EXERCISE AIM:
Look for the string "placeholder" in the data below, and copy each line that holds it.

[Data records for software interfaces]
§ §
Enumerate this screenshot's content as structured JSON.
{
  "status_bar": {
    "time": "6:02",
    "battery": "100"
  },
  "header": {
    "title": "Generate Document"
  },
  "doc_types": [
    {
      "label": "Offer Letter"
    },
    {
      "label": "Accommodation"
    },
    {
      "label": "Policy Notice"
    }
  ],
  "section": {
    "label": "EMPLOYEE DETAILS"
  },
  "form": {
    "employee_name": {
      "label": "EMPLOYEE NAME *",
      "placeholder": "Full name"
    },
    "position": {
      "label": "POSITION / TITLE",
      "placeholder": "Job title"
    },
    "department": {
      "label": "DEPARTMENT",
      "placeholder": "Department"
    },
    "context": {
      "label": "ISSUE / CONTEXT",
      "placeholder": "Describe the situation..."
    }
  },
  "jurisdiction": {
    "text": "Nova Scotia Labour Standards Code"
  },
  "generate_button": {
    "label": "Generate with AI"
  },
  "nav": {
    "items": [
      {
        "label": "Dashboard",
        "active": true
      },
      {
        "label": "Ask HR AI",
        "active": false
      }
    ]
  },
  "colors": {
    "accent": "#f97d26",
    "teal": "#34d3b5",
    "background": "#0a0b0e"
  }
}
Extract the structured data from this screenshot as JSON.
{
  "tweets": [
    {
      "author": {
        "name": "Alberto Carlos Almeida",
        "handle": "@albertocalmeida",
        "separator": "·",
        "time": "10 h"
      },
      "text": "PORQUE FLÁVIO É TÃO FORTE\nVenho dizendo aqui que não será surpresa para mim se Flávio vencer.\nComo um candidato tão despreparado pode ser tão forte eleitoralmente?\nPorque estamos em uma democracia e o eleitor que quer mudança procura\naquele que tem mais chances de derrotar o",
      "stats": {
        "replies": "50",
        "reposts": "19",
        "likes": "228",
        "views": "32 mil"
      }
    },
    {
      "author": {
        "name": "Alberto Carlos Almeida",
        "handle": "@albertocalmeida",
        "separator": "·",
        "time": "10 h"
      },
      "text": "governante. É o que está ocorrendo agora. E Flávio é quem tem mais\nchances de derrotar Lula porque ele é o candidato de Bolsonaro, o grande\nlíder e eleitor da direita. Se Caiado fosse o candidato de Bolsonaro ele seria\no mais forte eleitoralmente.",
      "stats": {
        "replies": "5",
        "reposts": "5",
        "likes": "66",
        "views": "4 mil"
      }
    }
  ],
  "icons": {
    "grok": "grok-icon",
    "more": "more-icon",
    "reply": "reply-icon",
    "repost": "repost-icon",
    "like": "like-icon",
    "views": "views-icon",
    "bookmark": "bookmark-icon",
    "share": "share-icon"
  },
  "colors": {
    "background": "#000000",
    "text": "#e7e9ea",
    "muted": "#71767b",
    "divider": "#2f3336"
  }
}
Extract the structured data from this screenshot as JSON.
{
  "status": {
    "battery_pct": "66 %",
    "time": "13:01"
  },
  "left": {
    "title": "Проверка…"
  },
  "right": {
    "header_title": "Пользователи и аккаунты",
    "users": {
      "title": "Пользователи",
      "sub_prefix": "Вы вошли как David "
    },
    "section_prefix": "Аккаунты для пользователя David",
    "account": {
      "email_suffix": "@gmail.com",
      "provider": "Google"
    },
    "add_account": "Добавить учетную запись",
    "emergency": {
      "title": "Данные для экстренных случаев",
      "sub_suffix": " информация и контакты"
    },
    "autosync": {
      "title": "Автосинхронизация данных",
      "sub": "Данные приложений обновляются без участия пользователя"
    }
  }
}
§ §
SOLUTION TO THE EXERCISE:
      "placeholder": "Full name"
      "placeholder": "Job title"
      "placeholder": "Department"
      "placeholder": "Describe the situation..."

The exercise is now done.